_REQUIRED ACTION:_ In the data below, find every line that has the string "this", and copy it.

_SOURCE MATERIAL:_

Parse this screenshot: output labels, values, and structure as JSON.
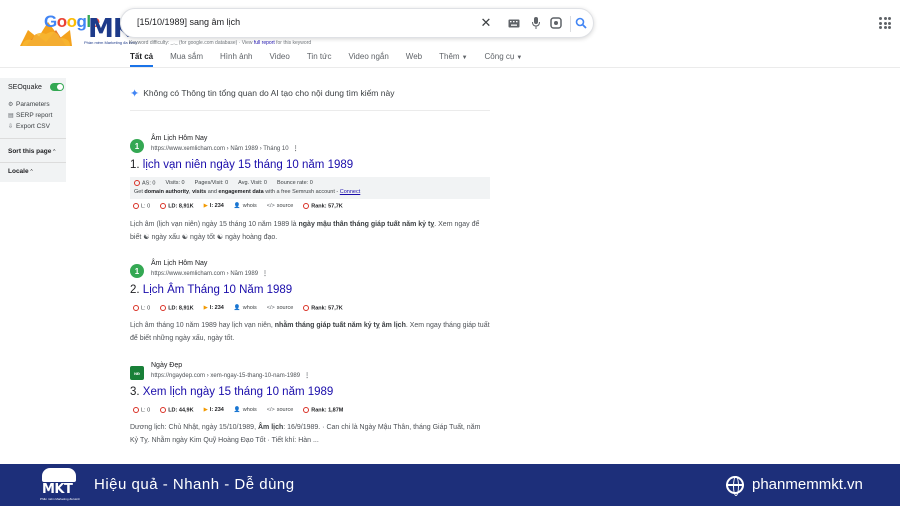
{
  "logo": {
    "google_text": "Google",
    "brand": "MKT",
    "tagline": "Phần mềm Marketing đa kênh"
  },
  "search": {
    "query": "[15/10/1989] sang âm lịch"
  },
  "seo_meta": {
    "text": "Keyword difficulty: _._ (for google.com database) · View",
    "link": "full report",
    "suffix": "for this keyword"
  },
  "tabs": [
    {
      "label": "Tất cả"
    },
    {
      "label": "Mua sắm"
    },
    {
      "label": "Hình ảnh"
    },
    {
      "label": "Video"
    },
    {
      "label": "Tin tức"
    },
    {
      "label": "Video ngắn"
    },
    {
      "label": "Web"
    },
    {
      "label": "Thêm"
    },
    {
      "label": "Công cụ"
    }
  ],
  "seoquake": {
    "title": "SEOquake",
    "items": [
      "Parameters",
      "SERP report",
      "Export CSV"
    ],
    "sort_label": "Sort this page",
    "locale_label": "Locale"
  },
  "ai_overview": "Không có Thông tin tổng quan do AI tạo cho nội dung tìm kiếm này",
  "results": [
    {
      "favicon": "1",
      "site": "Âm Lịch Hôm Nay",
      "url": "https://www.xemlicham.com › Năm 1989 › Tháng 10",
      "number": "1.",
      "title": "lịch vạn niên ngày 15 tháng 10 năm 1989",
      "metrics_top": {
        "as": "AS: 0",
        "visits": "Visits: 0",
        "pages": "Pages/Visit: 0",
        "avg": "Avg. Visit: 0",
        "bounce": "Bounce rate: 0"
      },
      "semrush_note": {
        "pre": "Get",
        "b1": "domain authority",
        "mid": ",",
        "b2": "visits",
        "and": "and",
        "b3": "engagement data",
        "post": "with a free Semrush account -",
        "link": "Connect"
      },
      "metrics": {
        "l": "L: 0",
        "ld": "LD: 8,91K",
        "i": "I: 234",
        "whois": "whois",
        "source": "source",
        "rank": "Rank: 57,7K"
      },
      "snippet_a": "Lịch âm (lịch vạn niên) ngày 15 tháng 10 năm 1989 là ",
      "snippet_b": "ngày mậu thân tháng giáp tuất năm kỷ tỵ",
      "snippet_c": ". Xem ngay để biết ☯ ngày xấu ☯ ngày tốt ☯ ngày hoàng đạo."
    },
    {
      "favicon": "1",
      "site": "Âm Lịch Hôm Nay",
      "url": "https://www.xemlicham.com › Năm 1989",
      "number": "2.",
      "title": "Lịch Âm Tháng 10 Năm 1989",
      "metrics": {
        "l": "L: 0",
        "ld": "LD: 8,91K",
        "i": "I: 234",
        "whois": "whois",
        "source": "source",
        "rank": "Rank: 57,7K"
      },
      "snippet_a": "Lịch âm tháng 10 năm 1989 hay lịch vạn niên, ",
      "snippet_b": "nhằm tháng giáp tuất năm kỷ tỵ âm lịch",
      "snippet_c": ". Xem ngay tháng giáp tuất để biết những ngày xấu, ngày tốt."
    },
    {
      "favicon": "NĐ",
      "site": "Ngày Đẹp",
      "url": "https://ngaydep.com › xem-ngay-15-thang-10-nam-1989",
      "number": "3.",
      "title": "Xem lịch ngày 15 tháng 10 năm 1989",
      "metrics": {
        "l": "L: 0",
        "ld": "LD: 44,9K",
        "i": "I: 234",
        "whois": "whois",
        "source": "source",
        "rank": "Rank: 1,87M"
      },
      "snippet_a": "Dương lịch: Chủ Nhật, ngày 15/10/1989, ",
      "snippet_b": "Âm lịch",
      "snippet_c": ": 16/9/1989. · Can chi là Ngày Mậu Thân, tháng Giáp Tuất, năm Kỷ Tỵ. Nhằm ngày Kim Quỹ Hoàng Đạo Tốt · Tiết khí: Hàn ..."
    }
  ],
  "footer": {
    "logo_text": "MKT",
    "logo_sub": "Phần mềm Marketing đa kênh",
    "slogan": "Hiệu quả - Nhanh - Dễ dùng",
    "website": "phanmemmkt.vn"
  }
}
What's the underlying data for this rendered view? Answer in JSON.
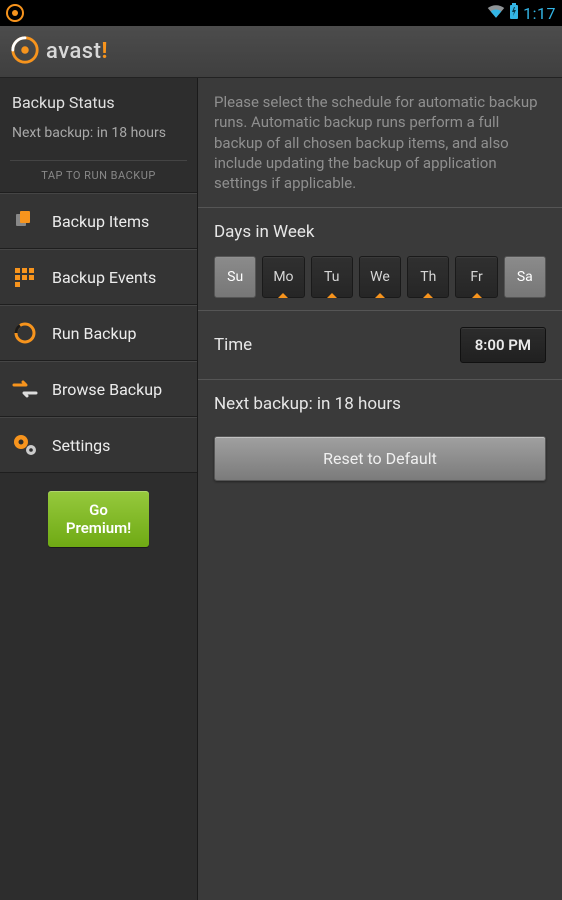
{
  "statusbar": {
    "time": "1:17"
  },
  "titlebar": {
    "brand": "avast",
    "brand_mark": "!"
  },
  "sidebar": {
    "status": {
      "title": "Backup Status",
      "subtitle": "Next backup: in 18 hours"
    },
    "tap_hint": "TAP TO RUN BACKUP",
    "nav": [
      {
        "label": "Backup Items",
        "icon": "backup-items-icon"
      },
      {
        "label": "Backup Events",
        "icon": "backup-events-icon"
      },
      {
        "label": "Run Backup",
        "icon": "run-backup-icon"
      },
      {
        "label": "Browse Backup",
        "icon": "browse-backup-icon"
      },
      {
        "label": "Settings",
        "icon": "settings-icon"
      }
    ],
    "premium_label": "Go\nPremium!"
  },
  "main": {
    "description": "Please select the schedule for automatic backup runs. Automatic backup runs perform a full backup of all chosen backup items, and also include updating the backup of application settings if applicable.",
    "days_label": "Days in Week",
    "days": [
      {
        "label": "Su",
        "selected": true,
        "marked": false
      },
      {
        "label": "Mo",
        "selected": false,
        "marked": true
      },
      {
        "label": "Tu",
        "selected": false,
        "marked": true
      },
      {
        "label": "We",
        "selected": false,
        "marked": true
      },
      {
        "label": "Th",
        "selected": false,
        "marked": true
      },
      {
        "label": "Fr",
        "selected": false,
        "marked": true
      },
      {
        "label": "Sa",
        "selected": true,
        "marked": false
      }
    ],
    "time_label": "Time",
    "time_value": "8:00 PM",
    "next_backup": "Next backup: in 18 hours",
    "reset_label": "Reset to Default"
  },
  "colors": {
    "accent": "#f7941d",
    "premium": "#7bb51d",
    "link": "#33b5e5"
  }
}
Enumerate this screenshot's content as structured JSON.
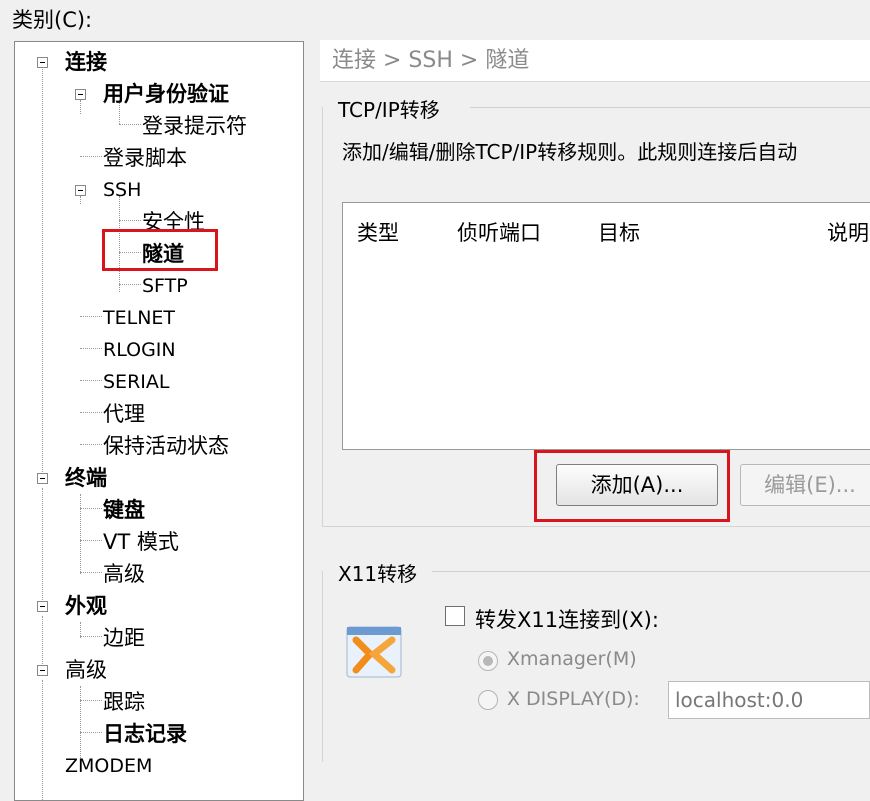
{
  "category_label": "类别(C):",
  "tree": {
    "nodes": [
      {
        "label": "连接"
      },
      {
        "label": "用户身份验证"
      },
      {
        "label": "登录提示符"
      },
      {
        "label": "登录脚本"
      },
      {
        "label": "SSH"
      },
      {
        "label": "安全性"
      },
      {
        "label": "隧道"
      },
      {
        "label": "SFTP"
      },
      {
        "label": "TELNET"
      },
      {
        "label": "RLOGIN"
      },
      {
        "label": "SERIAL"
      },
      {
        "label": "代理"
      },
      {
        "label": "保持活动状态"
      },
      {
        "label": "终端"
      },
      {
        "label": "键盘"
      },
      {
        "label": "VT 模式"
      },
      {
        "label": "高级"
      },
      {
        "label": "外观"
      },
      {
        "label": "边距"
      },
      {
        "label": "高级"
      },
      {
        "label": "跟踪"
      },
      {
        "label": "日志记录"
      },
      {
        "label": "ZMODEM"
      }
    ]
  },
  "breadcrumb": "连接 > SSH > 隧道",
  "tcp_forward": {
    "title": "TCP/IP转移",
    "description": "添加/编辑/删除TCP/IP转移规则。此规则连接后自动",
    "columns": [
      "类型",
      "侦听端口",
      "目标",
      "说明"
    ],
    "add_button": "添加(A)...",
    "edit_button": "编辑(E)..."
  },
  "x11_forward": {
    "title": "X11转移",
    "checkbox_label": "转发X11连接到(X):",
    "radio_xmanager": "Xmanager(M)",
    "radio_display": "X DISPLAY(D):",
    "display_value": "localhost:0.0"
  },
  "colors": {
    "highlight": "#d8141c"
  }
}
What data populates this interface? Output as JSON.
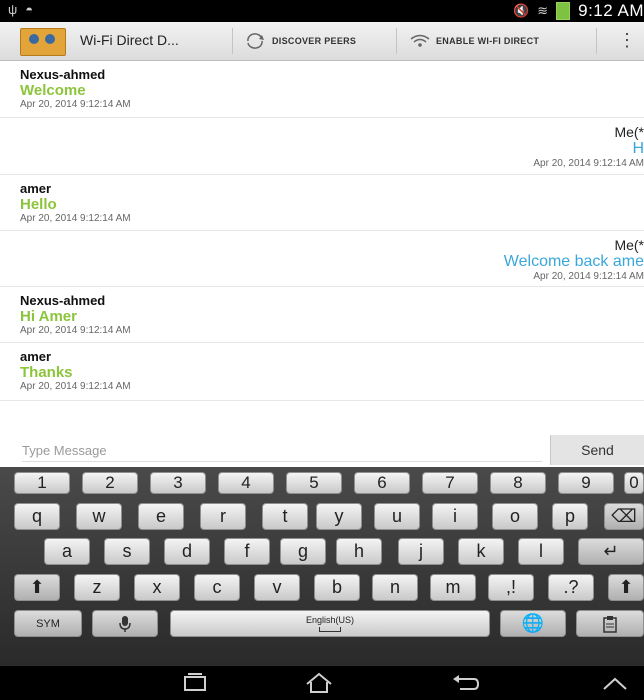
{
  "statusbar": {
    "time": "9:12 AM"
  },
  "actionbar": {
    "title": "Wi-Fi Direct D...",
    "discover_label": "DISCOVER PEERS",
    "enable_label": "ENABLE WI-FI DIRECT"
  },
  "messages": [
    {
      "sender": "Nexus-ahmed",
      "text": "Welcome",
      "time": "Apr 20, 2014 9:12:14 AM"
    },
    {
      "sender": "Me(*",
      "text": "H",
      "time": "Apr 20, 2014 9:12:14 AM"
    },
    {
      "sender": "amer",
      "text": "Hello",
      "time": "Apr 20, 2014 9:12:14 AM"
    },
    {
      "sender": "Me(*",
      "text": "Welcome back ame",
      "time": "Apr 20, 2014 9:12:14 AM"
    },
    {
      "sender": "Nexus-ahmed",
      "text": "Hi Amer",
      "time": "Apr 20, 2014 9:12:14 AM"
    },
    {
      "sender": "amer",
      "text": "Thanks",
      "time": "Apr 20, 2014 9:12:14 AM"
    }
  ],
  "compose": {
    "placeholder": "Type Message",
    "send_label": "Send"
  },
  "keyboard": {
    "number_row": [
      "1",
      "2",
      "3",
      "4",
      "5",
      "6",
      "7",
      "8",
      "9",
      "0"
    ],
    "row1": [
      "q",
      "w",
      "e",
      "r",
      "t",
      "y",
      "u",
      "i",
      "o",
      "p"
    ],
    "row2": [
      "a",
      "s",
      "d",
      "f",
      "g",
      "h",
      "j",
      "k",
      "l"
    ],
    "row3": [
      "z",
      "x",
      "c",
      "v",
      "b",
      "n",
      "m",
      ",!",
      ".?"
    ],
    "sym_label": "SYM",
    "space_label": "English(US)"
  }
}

_FINAL ANSWER:_
Parse this screenshot: output labels, values, and structure as JSON.
    "suffix": "for this keyword"
    "sort_label": "Sort this page",
What's the underlying data for this rendered view? Answer in JSON.
Enumerate this screenshot's content as structured JSON.
What data populates this interface? Output as JSON.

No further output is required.